Has anyone run into the following message while running an analysis on an assembly with one component containing hyperelastic properties?
*** Decomp. Singular Stiffness Matrix. Recovering...
Thanks for any ensight you can provide.
Don Anderson
Begin Displacement and Stress Calculation
Tue Oct 29, 2013 08:48:18
Begin Reaction Calculation
Tue Oct 29, 2013 08:48:20
Begin Time Step 9 of 15: 6.00000e-01
Tue Oct 29, 2013 08:48:20
*** Decomp. Singular Stiffness Matrix. Recovering...
Iteration Residual norm
------------- -------------
1 1 Tue Oct 29, 2013 08:48:40
Load Factor: 0.566667
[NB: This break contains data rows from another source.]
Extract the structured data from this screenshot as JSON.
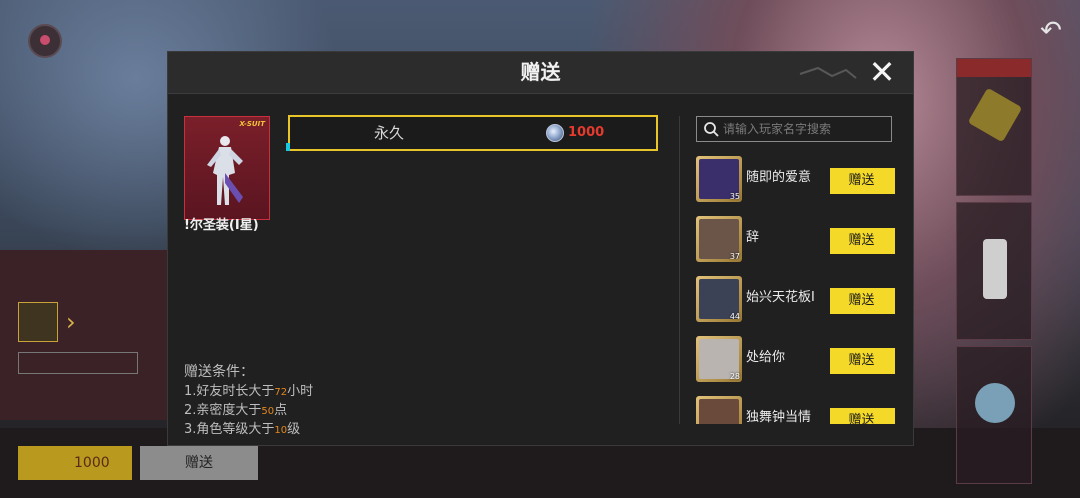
{
  "dialog": {
    "title": "赠送",
    "item": {
      "name": "!尔圣装(I星)",
      "badge": "X-SUIT"
    },
    "option": {
      "label": "永久",
      "price": "1000"
    },
    "conditions": {
      "title": "赠送条件：",
      "lines": [
        {
          "prefix": "1.好友时长大于",
          "value": "72",
          "suffix": "小时"
        },
        {
          "prefix": "2.亲密度大于",
          "value": "50",
          "suffix": "点"
        },
        {
          "prefix": "3.角色等级大于",
          "value": "10",
          "suffix": "级"
        }
      ]
    },
    "search": {
      "placeholder": "请输入玩家名字搜索"
    },
    "friends": [
      {
        "name": "随即的爱意",
        "level": "35",
        "button": "赠送",
        "avatar": "#3a2f6a"
      },
      {
        "name": "辞",
        "level": "37",
        "button": "赠送",
        "avatar": "#6a5548"
      },
      {
        "name": "始兴天花板I",
        "level": "44",
        "button": "赠送",
        "avatar": "#3c4256"
      },
      {
        "name": "处给你",
        "level": "28",
        "button": "赠送",
        "avatar": "#b9b4b0"
      },
      {
        "name": "独舞钟当情",
        "level": "",
        "button": "赠送",
        "avatar": "#6a4a3a"
      }
    ]
  },
  "background": {
    "buy_price": "1000",
    "gift_label": "赠送"
  },
  "colors": {
    "accent_yellow": "#f5d928",
    "price_red": "#e53a2e",
    "condition_orange": "#e3871d",
    "cyan_edge": "#19c7e0"
  }
}
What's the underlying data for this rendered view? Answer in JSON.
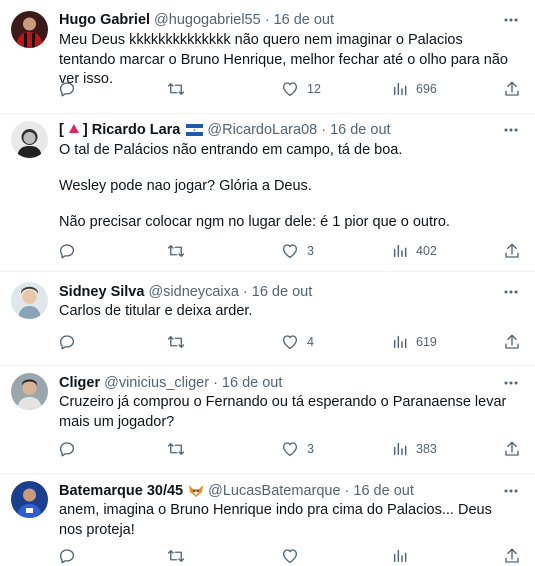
{
  "colors": {
    "text": "#0f1419",
    "muted": "#536471",
    "divider": "#eff3f4"
  },
  "tweets": [
    {
      "name": "Hugo Gabriel",
      "handle": "@hugogabriel55",
      "sep": "·",
      "date": "16 de out",
      "paragraphs": [
        "Meu Deus kkkkkkkkkkkkkk não quero nem imaginar o Palacios tentando marcar o Bruno Henrique, melhor fechar até o olho para não ver isso."
      ],
      "replies": "",
      "retweets": "",
      "likes": "12",
      "views": "696",
      "avatar_icon": "avatar-red-jersey"
    },
    {
      "name_prefix": "[",
      "name": "Ricardo Lara",
      "name_suffix": "]",
      "handle": "@RicardoLara08",
      "sep": "·",
      "date": "16 de out",
      "paragraphs": [
        "O tal de Palácios não entrando em campo, tá de boa.",
        "Wesley pode nao jogar? Glória a Deus.",
        "Não precisar colocar ngm no lugar dele: é 1 pior que o outro."
      ],
      "replies": "",
      "retweets": "",
      "likes": "3",
      "views": "402",
      "avatar_icon": "avatar-bw-portrait",
      "badge_icon": "red-triangle-icon",
      "flag_icon": "honduras-flag-icon"
    },
    {
      "name": "Sidney Silva",
      "handle": "@sidneycaixa",
      "sep": "·",
      "date": "16 de out",
      "paragraphs": [
        "Carlos de titular e deixa arder."
      ],
      "replies": "",
      "retweets": "",
      "likes": "4",
      "views": "619",
      "avatar_icon": "avatar-cartoon"
    },
    {
      "name": "Cliger",
      "handle": "@vinicius_cliger",
      "sep": "·",
      "date": "16 de out",
      "paragraphs": [
        "Cruzeiro já comprou o Fernando ou tá esperando o Paranaense levar mais um jogador?"
      ],
      "replies": "",
      "retweets": "",
      "likes": "3",
      "views": "383",
      "avatar_icon": "avatar-person-gray"
    },
    {
      "name": "Batemarque 30/45",
      "handle": "@LucasBatemarque",
      "sep": "·",
      "date": "16 de out",
      "paragraphs": [
        "anem, imagina o Bruno Henrique indo pra cima do Palacios... Deus nos proteja!"
      ],
      "replies": "",
      "retweets": "",
      "likes": "",
      "views": "",
      "avatar_icon": "avatar-blue-jersey",
      "badge_icon": "fox-emoji-icon"
    }
  ]
}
*** Decomp. Singular Stiffness Matrix. Recovering...
Iteration Residual norm
------------- -------------
1 0.0560233 Tue Oct 29, 2013 08:49:04
Load Factor: 0.55
*** Decomp. Singular Stiffness Matrix. Recovering...
Iteration Residual norm
------------- -------------
1 0.0480005 Tue Oct 29, 2013 08:49:27
Load Factor: 0.541667
*** Decomp. Singular Stiffness Matrix. Recovering...
Iteration Residual norm
------------- -------------
1 0.0469847 Tue Oct 29, 2013 08:49:49
Solved! Go to Solution.
I haven't seen it in Creo / ProM, but in general FEA, I believe a singular stiffness matrix occurs when either an element becomes inverted ("negative volume"), or there is rigid body motion (insufficient constraints). Assuming it runs ok with a linear material (constraints ok), try larger minimum element angles for better quality elements; the default of 5 deg can be upped to 15-20 deg and often 25 deg, depending on the geometry. The cost is slower meshing and many more elements. I think hyperelastic models with strain softening make elements more likely to invert.
I haven't seen it in Creo / ProM, but in general FEA, I believe a singular stiffness matrix occurs when either an element becomes inverted ("negative volume"), or there is rigid body motion (insufficient constraints). Assuming it runs ok with a linear material (constraints ok), try larger minimum element angles for better quality elements; the default of 5 deg can be upped to 15-20 deg and often 25 deg, depending on the geometry. The cost is slower meshing and many more elements. I think hyperelastic models with strain softening make elements more likely to invert.
David,
By using a larger minimum element angle setting I was able to fix the issue I was having.
The issue was related to a very thin piece of material being streched..
Local autogem settings can also be used to improve the mesh in the local area of the thin member.
Thanks for the insight David and Sylvain,
Don Anderson
Great to hear it worked!
Here is my experience with Singular Stiffness Matrix :
http://communities.ptc.com/message/205627#205627
As you will see, I solved it by reducing the mesh element's size and adding a displacement constraint.